However, O'Neill's refusal to go along with the Ways and Means Committee agreements has angered congressional Republicans, who view it as reneging on a valid compromise the two sides struck in committee.

Rep. Jack F. Kemp (R-N.Y.), chief House sponsor of the GOP bill, warned yesterday that if O'Neill succeeds in the Rules Committee, Republicans will seek to overturn that panel's limit on floor amendments, leaving the bill wide open.

And although the Democrats still have a comfortable majority in the House, some congressional figures fear a massive GOP defection could leave the tax bill in trouble. Conservatives are charging the leadership with foul play.

Kemp said in an interview yesterday he thought it was "outrageous" for the speaker to try to block the efforts of a committee chairman to carry out a compromise. He said O'Neill simply was fearful the GOP proposal would pass.

If the Rules Committee does vote to block Kemp from offering his proposal as a floor amendment, Republicans still would be able to force a vote on the plan as part of a last-ditch motion to recommit the bill.

However, prospects for passage of the GOP plan then would be more measure on that basis could say they merely were voting to support the committee bill, not opposing Roth-Kemp.

O'Neill's office said yesterday the speaker's GOP critics were "going farther than what he has said" on the subject. One source asserted that O'Neill had not said anything on whether he plans to challenge the measure in Rules.
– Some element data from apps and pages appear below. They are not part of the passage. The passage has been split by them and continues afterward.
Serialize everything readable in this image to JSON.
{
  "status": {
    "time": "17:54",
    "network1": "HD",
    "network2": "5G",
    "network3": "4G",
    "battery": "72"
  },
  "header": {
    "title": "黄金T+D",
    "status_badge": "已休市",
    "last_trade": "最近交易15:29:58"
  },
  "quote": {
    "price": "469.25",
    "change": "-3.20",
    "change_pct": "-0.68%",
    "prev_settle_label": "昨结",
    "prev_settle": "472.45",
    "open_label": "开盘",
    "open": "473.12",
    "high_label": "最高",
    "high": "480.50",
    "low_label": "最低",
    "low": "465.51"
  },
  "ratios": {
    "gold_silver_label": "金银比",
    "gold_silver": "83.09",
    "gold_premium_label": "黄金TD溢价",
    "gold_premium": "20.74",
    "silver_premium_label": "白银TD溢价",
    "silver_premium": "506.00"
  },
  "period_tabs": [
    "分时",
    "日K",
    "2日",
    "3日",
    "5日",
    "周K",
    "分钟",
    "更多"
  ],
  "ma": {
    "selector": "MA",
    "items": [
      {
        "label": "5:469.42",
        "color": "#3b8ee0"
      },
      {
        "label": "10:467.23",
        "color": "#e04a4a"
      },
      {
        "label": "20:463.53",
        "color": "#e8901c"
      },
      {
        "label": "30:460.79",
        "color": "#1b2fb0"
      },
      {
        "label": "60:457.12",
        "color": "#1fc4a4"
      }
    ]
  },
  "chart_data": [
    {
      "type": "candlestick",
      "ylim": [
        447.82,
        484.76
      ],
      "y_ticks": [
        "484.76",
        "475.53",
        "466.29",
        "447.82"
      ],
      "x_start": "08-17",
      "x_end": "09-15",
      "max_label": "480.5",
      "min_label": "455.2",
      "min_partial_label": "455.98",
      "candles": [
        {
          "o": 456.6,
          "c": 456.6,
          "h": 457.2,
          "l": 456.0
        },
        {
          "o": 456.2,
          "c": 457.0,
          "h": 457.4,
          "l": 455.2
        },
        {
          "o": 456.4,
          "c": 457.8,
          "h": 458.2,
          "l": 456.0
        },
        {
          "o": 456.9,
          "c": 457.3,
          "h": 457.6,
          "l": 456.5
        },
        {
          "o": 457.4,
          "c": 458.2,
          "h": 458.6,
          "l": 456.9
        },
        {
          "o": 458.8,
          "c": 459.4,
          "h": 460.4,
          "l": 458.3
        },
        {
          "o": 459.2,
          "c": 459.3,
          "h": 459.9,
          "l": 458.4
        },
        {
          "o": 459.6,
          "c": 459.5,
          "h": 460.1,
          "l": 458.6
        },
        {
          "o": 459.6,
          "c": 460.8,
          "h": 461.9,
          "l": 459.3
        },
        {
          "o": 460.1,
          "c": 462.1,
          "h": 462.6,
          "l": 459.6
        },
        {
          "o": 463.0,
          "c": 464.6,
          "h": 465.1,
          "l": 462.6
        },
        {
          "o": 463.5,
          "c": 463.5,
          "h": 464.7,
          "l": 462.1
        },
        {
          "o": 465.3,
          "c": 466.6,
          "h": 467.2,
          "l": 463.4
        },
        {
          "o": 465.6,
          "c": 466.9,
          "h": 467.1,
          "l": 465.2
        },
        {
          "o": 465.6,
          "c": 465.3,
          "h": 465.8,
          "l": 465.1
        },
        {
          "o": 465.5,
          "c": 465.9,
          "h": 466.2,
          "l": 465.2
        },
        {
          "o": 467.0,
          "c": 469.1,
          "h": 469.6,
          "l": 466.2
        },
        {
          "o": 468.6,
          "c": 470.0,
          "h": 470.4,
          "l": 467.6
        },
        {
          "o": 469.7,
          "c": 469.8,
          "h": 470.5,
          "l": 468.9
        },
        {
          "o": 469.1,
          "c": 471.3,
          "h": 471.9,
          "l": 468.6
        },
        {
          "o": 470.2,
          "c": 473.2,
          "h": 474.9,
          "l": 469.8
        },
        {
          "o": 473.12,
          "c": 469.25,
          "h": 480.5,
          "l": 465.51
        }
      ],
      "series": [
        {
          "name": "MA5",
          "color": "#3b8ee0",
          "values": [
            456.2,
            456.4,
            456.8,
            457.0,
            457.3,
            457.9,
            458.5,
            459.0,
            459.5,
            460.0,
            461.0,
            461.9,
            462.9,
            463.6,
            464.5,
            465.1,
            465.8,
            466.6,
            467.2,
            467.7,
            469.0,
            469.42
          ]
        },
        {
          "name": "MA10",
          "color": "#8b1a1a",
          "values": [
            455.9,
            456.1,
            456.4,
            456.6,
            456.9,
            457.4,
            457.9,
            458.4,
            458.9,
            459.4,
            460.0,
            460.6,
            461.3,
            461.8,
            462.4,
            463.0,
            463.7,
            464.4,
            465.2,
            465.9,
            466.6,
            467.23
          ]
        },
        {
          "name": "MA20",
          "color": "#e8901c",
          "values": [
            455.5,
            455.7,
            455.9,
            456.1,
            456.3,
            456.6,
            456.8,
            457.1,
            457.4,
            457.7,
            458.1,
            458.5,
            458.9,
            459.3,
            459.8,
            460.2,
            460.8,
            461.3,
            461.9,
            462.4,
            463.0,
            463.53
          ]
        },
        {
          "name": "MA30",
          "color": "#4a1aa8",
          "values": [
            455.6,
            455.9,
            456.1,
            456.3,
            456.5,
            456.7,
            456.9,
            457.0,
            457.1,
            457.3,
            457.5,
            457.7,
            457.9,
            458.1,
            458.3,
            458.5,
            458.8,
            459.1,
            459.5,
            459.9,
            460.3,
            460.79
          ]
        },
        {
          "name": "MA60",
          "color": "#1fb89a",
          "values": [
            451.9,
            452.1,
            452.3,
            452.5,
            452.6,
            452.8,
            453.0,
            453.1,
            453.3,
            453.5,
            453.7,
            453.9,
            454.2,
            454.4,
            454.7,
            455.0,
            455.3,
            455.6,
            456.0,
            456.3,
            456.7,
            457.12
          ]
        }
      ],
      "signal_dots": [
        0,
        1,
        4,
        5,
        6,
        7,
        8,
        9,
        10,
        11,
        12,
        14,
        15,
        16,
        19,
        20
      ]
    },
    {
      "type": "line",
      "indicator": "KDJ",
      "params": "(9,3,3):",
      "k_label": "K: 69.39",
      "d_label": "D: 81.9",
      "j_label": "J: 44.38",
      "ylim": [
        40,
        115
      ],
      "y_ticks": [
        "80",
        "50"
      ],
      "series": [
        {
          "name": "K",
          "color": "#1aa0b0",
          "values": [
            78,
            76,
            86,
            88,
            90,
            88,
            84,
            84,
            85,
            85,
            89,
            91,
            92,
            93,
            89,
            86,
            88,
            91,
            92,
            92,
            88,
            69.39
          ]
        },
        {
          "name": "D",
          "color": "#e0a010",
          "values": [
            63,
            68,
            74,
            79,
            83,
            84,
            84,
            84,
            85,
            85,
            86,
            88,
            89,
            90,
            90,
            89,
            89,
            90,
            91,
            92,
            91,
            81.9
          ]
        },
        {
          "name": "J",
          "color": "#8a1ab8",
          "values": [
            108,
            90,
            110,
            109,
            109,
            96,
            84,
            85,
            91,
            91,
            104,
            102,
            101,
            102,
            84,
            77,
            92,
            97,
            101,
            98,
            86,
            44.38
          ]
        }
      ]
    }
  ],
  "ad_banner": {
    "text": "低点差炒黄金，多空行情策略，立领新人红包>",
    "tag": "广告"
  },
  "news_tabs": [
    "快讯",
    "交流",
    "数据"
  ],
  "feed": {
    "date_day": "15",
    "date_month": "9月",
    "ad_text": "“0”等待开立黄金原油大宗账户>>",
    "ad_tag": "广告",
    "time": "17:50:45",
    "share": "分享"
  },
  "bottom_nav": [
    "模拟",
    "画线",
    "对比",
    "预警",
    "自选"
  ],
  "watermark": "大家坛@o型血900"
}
However, several sources confirmed that O'Neill does indeed intend to try to block the Roth-Kemp provision in the Rules panel. Ullman has remained quiet during the fray, in hopes of not exacerbating the situation.